§ **Task details**: Below are some records. Copy every line in them that holds "错误日志".

§ **Records shown**:
*** Block opens ***

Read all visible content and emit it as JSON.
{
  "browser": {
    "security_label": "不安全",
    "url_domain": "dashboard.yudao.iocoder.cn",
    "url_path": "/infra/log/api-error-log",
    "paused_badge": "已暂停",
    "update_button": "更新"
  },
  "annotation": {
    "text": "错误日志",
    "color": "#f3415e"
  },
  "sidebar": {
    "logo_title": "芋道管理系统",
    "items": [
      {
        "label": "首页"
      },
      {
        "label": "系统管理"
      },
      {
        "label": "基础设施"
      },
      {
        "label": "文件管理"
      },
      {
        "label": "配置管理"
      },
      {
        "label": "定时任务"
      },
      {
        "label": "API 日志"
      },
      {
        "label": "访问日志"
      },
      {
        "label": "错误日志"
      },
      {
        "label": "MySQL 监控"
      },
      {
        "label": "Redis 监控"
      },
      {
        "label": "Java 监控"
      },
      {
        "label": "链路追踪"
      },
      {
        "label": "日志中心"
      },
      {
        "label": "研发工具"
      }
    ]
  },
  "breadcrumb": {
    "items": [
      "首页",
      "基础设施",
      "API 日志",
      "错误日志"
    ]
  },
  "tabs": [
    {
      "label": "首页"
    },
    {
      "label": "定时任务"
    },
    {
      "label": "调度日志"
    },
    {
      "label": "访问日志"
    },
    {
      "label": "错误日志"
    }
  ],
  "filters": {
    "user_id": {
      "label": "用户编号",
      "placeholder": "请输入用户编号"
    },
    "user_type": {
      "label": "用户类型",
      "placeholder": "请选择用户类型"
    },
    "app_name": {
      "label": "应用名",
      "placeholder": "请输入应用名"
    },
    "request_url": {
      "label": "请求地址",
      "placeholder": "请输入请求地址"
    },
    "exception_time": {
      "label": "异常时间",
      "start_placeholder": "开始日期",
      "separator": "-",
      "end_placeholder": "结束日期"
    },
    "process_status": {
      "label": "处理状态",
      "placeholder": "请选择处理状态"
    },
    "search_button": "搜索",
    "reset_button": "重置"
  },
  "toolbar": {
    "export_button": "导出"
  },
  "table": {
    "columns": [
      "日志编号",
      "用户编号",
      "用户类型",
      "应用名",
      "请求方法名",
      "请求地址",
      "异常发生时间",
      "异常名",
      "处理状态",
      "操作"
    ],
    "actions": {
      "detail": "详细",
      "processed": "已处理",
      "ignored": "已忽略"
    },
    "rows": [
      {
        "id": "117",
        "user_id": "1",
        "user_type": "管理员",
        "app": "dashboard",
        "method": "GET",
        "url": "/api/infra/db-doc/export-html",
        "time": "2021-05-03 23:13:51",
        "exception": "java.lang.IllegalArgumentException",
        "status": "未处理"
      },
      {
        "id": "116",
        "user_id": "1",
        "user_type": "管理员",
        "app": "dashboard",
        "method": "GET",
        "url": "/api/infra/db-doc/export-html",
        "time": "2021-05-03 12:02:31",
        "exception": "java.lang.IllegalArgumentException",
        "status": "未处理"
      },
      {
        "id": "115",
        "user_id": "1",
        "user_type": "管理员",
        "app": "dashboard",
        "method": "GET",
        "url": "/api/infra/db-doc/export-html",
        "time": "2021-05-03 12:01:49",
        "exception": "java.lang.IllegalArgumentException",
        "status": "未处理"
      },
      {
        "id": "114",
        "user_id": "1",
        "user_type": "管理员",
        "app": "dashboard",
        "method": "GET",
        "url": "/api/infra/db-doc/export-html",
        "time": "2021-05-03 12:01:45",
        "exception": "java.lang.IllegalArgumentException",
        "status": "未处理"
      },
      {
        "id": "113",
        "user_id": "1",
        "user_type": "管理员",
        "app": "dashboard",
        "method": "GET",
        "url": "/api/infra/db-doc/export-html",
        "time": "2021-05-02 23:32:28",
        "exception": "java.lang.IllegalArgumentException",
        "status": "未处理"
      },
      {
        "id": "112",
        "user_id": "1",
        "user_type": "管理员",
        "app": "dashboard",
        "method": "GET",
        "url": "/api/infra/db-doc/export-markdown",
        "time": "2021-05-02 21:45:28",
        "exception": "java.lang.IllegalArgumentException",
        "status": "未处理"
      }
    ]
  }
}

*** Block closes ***

§ **Result for this task**:
    "text": "错误日志",
        "label": "错误日志"
      "错误日志"
      "label": "错误日志"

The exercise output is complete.